Reoperation for suboptimal outcomes after deep brain stimulation surgery.Neurosurgery. 2008 Oct; 63(4):754-60; discussion 760-1.N
To examine a case series of reoperations for deep brain stimulation (DBS) leads in which clinical scenarios revealed suboptimal outcome from a previous operation. Suboptimally placed DBS leads are one potential reason for unsatisfactory results after surgery for Parkinson's disease (PD), essential tremor (ET), or dystonia. In a previous study of patients who experienced suboptimal results, 19 of 41 patients had misplaced leads. Similarly, another report commented that lead placement beyond a 2- to 3-mm window resulted in inadequate clinical benefit, and, in 1 patient, revision improved outcome. The goal of the current study was to perform an unblinded retrospective chart review of DBS patients with unsatisfactory outcomes who presented for reoperation.
Patients who had DBS lead replacements after reoperation were assessed with the use of a retrospective review of an institutional review board-approved movement disorders database. Cases of reoperation for suboptimal clinical benefit were included, and cases of replacement of DBS leads caused by infection or hardware malfunction were excluded. Data points studied included age, disease duration, diagnosis, motor outcomes (the Unified Parkinson Disease Rating Scale III in PD, the Tremor Rating Scale in ET, and the Unified Dystonia Rating Scale in dystonia), quality of life (Parkinson's Disease Questionnaire-39 in PD), and the Clinician Global Impression scale. The data from before and after reoperation were examined to determine the estimated impact of repeat surgery.
There were 11 patients with PD, 7 with ET, and 4 with dystonia. The average age of the PD group was 52 years, the disease duration was 10 years, and the average vector distance of the location of the active DBS contact was adjusted 5.5 mm. Six patients (54%) with PD had preoperative off medication on DBS Unified Parkinson Disease Rating Scale scores that could be compared with postoperative off medication on DBS scores. The average improvement across this group of patients was 24.4%. The Parkinson's Disease Questionnaire-39 improved in the areas of mobility (28.18), activities of daily living (14.77), emotion (14.72), stigma (17.61), and discomfort (17.42). The average age of the ET group was 66 years, the disease duration was 29 years, and the average adjusted distance was 6.1 mm. Five ET patients (83.3%) in the cohort had a prereplacement on DBS Tremor Rating Scale and a postreplacement on DBS Tremor Rating Scale with the average improvement of 60.4%. The average age of the dystonia group was 39 years, the average disease duration was 7 years, and the average adjusted lead distance was 6.7 mm. Three patients (75%) with dystonia had prereplacement on DBS Unified Dystonia Rating Scale and postreplacement on DBS Unified Dystonia Rating Scale scores. Across these 3 dystonia patients, the improvement was 12.8%. Clinician Global Impression scale scores (1, very much improved; 2, much improved; 3, minimally improved; 4, no change; 5, minimally worse; 6, much worse; 7, very much worse) after replacement revealed the following results in patients with PD: 1, 7 patients; 2, 3 patients; 3, 1 patient); with ET (1, 4 patients; 2, 3 patients); and with dystonia (1, 1 patient; 2, 2 patients; 3, 1 patient). The latency from original lead placement to reoperation (repositioning/revision) overall was 28.9 months (range, 2-104 mo); however, in leads referred from outside institutions (n = 11 patients), this latency was 48 months (range, 12-104 mo) compared with leads implanted by surgeons from the University of Florida (n = 11 patients), which was 9.7 months (range, 2-19 mo). The most common clinical history was failure to achieve a perceived outcome; however, history of an asymmetric benefit was present in 4 (18.2%) of 22 patients, and lead migration was present in 3 (13.6%) of 22 patients.

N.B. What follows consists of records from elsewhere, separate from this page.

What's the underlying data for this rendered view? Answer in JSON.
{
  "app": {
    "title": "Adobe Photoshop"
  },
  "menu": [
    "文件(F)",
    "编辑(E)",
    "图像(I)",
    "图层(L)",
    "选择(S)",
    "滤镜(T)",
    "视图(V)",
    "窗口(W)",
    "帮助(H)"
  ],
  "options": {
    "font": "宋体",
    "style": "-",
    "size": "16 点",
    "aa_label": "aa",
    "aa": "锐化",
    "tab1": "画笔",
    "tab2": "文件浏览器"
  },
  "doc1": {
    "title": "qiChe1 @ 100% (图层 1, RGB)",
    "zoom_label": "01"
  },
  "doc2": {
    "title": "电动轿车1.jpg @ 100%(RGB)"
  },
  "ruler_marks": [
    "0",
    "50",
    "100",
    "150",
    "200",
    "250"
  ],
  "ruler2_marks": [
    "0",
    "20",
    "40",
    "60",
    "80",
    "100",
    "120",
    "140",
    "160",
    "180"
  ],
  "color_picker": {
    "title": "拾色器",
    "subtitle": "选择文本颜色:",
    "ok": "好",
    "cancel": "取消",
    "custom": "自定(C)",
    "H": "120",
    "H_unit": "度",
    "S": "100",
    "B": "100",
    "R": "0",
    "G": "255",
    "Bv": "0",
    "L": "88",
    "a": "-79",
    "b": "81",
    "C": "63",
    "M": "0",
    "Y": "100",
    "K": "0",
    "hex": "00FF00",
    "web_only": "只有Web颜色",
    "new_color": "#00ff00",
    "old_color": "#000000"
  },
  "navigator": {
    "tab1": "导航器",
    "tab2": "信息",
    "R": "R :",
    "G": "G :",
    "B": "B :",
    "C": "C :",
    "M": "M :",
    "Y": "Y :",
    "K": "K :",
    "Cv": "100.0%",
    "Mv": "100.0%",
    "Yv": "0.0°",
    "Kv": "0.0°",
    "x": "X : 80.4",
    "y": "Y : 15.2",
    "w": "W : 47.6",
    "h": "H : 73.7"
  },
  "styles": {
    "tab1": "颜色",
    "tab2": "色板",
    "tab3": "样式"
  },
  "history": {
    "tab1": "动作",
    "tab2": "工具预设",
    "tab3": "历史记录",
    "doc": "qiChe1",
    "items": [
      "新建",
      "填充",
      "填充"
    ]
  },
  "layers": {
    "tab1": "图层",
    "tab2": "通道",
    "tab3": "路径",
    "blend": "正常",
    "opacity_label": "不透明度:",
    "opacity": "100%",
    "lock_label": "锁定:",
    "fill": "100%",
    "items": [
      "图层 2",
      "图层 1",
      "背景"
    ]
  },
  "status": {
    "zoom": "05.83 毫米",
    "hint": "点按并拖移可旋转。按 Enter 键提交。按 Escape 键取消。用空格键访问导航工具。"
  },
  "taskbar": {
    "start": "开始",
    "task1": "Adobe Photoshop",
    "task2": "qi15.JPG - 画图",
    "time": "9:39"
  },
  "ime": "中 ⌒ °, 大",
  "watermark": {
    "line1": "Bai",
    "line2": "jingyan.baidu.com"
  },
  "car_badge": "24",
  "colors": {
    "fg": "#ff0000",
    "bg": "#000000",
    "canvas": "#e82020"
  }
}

There are many potential causes of suboptimal benefit after DBS. Timely identification of suboptimal lead placements followed by reoperation and repositioning/replacement in a subset of patients may improve outcomes.